*Work instructions*. Your job is to return every line in the data holding the string "JSON".

##############################

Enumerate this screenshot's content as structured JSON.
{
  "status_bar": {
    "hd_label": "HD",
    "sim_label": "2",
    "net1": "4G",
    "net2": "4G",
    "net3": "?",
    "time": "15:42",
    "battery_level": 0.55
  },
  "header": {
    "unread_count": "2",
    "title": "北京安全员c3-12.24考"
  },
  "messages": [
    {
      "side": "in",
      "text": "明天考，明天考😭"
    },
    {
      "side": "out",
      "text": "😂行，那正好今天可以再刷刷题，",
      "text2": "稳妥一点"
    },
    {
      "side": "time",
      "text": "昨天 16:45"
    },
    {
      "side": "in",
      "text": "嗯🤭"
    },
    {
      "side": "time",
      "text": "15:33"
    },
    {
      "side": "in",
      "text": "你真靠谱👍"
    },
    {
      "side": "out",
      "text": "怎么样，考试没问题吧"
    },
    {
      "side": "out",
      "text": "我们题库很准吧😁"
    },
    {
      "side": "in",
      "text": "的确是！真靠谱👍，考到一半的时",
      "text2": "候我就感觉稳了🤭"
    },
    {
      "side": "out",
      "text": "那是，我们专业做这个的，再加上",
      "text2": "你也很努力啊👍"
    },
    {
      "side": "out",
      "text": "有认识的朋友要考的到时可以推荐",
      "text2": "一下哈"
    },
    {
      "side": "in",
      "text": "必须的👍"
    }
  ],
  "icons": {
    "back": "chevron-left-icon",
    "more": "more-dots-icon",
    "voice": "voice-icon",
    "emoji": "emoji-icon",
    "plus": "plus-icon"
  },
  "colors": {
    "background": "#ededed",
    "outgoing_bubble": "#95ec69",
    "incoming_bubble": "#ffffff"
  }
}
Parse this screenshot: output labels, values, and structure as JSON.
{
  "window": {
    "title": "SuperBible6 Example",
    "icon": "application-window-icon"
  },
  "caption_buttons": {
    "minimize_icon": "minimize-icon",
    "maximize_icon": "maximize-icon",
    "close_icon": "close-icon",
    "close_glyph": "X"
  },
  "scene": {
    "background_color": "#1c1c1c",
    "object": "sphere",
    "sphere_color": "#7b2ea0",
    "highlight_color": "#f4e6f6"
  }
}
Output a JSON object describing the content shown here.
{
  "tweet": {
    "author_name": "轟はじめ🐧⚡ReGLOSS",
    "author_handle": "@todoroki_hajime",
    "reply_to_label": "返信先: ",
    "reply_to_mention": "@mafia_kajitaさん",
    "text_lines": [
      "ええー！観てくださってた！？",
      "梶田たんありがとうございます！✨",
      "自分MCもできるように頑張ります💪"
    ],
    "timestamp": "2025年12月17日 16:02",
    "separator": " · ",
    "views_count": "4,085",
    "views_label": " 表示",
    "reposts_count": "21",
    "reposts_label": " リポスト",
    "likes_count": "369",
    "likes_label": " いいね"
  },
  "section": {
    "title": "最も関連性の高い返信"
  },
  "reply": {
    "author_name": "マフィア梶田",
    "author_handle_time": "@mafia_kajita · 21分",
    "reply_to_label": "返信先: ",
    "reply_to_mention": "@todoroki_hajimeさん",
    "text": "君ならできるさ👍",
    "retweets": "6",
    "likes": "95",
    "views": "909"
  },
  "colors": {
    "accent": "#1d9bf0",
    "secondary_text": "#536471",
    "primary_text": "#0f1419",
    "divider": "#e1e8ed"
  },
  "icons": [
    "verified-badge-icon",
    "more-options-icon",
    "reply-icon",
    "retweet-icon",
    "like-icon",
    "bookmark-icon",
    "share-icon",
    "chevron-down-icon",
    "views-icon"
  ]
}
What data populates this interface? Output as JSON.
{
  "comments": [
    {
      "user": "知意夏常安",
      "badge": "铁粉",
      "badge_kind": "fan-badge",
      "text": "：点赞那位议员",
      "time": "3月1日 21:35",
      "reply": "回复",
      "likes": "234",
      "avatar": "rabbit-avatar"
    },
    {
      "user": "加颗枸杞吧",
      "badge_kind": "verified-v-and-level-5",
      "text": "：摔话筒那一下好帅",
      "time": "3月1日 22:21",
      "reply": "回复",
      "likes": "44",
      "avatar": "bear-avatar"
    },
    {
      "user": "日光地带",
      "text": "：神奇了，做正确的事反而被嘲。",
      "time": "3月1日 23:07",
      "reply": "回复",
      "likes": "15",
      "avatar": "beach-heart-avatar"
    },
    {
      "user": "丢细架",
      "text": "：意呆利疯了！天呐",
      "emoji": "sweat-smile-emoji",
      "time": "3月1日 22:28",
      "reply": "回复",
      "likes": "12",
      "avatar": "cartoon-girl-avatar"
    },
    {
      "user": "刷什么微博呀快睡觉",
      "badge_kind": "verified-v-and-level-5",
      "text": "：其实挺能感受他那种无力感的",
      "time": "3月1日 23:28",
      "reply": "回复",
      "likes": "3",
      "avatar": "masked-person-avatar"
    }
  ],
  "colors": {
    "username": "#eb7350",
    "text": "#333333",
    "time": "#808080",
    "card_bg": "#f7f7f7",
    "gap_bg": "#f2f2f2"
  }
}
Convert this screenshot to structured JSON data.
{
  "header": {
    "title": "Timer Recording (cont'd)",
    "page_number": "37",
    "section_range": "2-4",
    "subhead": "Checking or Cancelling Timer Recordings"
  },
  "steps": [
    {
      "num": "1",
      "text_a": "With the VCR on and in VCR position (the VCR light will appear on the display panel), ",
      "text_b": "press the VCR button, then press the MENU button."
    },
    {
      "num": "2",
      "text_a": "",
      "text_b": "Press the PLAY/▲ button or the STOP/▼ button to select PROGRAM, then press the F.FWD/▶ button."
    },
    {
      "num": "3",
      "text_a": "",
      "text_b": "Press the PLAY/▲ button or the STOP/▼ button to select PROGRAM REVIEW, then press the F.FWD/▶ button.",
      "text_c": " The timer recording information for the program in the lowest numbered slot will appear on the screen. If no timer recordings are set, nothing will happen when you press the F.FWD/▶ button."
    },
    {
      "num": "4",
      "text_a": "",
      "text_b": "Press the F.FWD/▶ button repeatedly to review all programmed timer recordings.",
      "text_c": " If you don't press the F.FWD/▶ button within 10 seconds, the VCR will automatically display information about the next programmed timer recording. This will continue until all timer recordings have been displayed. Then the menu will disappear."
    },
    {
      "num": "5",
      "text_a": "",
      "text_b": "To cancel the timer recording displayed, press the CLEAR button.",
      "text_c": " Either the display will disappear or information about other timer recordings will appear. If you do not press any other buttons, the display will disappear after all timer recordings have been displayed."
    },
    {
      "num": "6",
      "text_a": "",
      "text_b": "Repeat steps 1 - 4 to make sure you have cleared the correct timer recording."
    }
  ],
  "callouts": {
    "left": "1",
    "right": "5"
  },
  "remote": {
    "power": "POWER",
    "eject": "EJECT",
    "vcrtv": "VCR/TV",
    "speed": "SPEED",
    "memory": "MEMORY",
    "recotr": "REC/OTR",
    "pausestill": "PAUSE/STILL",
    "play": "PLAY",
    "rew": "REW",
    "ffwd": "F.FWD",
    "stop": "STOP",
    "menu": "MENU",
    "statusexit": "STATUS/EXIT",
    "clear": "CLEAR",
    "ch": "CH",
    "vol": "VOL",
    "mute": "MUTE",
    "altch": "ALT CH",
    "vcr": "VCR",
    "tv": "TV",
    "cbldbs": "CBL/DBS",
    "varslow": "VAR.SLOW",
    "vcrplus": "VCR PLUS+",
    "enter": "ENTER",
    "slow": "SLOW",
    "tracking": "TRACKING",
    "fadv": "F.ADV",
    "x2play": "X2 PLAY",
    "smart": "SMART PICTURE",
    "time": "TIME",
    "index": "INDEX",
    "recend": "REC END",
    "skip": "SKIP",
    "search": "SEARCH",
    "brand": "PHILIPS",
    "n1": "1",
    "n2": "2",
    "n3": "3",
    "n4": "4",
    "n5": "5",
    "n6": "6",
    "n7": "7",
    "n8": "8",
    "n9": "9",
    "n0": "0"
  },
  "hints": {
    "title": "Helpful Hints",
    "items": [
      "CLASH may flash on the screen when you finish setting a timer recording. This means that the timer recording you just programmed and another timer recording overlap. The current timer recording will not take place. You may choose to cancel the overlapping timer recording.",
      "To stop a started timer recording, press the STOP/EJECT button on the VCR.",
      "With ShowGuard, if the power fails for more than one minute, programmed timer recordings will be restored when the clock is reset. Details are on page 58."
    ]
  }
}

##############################

*Output for this task*.
Enumerate this screenshot's content as structured JSON.
Parse this screenshot: output labels, values, and structure as JSON.
Output a JSON object describing the content shown here.
What data populates this interface? Output as JSON.
Convert this screenshot to structured JSON data.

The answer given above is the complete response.